As regular readers may know, we recently enjoyed a weekend visit from my parents. When I say “we,” I don’t really mean Scott and me, since my folks really just came to Chicago to squeeze the grandchildren. Or in my father’s case, get a fat slice of Head Cheese** from the Polish Buffet up the street.
Spending time with the very young and the very old allows one to reflect on the Cycle of Life. It also reminds one of the value of elastic-waist pants. Perhaps the time we spend in elastic-waist pants is really a metaphor for the Cycle of Life itself!
According to a recent study commissioned by Projectophile, experts have determined that the percentage of time spent in elastic waist pants is greatest in the beginning and end of life. For women, there may also be a brief spike in elastic pants in their peak child-bearing years:
Let’s look at a breakdown of the major phases of life, in Pants:
Baby: Per American Association of Pediatrician recommendations, no pants at birth or for the first year of life.
Toddler: This is the time to introduce articulated pants, but with fully elastic waistband.
Preschooler: Full elastic waist, or — for the more advanced preschooler — a discreet elastic panel in the back.
School-Age (K-8): Majority of pants now feature a regular, stationary waist band. But, don’t be fooled by appearances: The hidden, adjustable elastic waist is now in play. Great for ill-fitting hand-me-downs or when kids consume six juice boxes and three slices of cake at their friends’ birthday party. These specimens were taken from the pants collection of my 4-year-old and 13-year-old, respectively.
High School: No more elastic in the waistband, but plenty of spandex all over.
PRO-TIP FOR TEENAGERS: Be sure to wear your pants either too tight or too loose, whichever is more likely to piss off your parents. This is usually based on your gender, but feel free to experiment.
College: I don’t actually recall wearing pants during college. Or much else about that time. Since my pants would have come from either the thrift store or hand-me-downs from my recently deceased Grandpa, scroll down to “Sixties” or “Seventies.”
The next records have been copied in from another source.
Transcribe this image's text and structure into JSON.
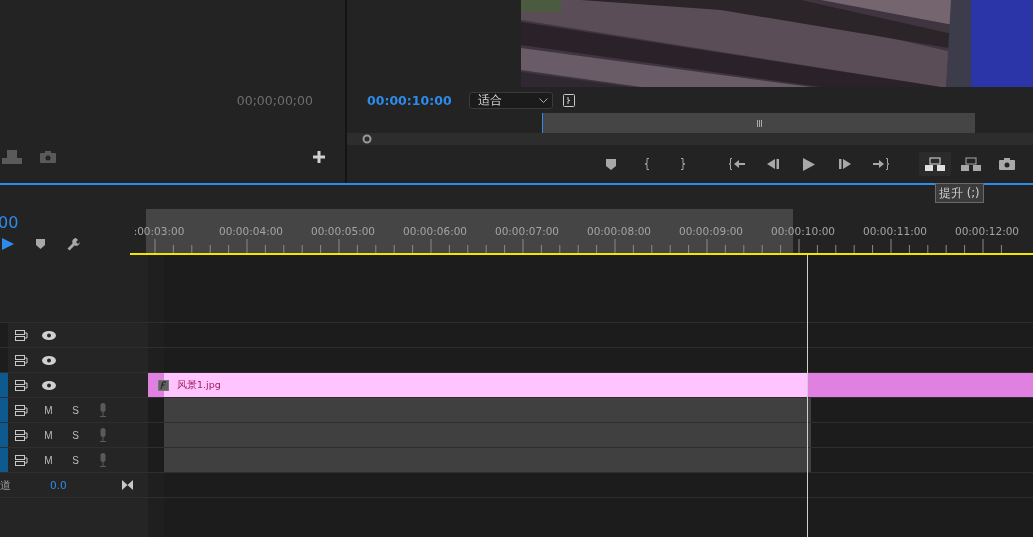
{
  "source_monitor": {
    "timecode": "00;00;00;00"
  },
  "program_monitor": {
    "timecode": "00:00:10:00",
    "zoom": "适合",
    "tooltip": "提升 (;)"
  },
  "timeline": {
    "timecode": "00",
    "ruler_labels": [
      ":00:03:00",
      "00:00:04:00",
      "00:00:05:00",
      "00:00:06:00",
      "00:00:07:00",
      "00:00:08:00",
      "00:00:09:00",
      "00:00:10:00",
      "00:00:11:00",
      "00:00:12:00"
    ],
    "tracks": [
      {
        "kind": "video",
        "targeted": false
      },
      {
        "kind": "video",
        "targeted": false
      },
      {
        "kind": "video",
        "targeted": true,
        "clip": "风景1.jpg"
      },
      {
        "kind": "audio",
        "targeted": true,
        "mute": "M",
        "solo": "S"
      },
      {
        "kind": "audio",
        "targeted": true,
        "mute": "M",
        "solo": "S"
      },
      {
        "kind": "audio",
        "targeted": true,
        "mute": "M",
        "solo": "S"
      }
    ],
    "master": {
      "label": "道",
      "value": "0.0"
    }
  }
}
Twenties: Woo-hoo! No elastic in sight. You’re trying really hard to look like a grown-up with a regular job. You may even visit the dry cleaners once or twice.
Thirties: For me, this has been a monumental decade in the evolution of pants. My 30s started with lots of time being pregnant – which is a challenging situation for your waistline; a constant struggle to keep your pants up. Here I’m pregnant, but also just finished a meal at the Chinese buffet, so we can’t be sure how much of that belly is baby or Chow Mein. Either way, elastic waist saved the day:
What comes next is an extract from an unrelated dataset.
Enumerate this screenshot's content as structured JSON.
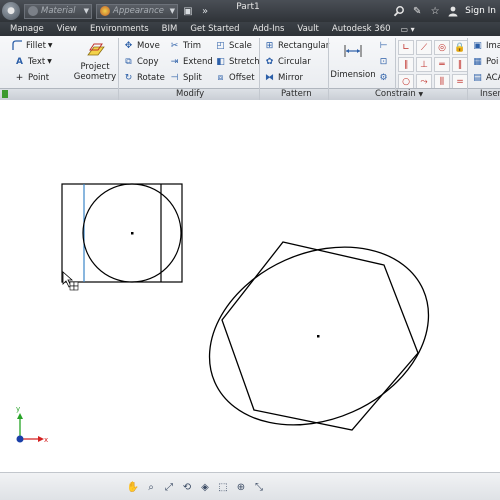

After baby comes the “fit-but-frazzled stay-at-home mom” look. The primary wardrobe choice is yoga pants, which have no waistline at all. You’re also getting more… um… comfortable in your marriage; you don’t feel the need to impress your husband anymore.
If you’re lucky — like me — you’ll also embrace the “Working From Home” lifestyle, which revolves around a pair of your husband’s sweatpants:
Forties: Well, hello there! Your proper waistline is back, but perhaps a bit higher than when we last saw it in your twenties.
Fifties: I often fantasize about what life will be like in my fifties when the kids are grown. I imagine it will be an endless blur of sleeping in on weekends, taking vacations on airplanes, and having lots and lots of extra money to spend on myself. Perhaps I’ll invest all that extra cash in some hidden adjustable-waist pants, you know, for vacation.
Sixties: Those elastic-backed pants are starting to look pretty good right now.
Seventies: According to every ad I’ve seen for Rascals, arthritis pills and adult diapers, the collective goal of retirement age is Keeping up with Your Grandchildren, which means having the necessary flexibility in the waistline.
Eighties: Like your seventies, but more so.
** Head cheese is not a cheese but a “ meat jelly” made with flesh from the head of a calf or pig, and set in aspic. This is what we Americans might euphemistically call an “Old-world” delicacy.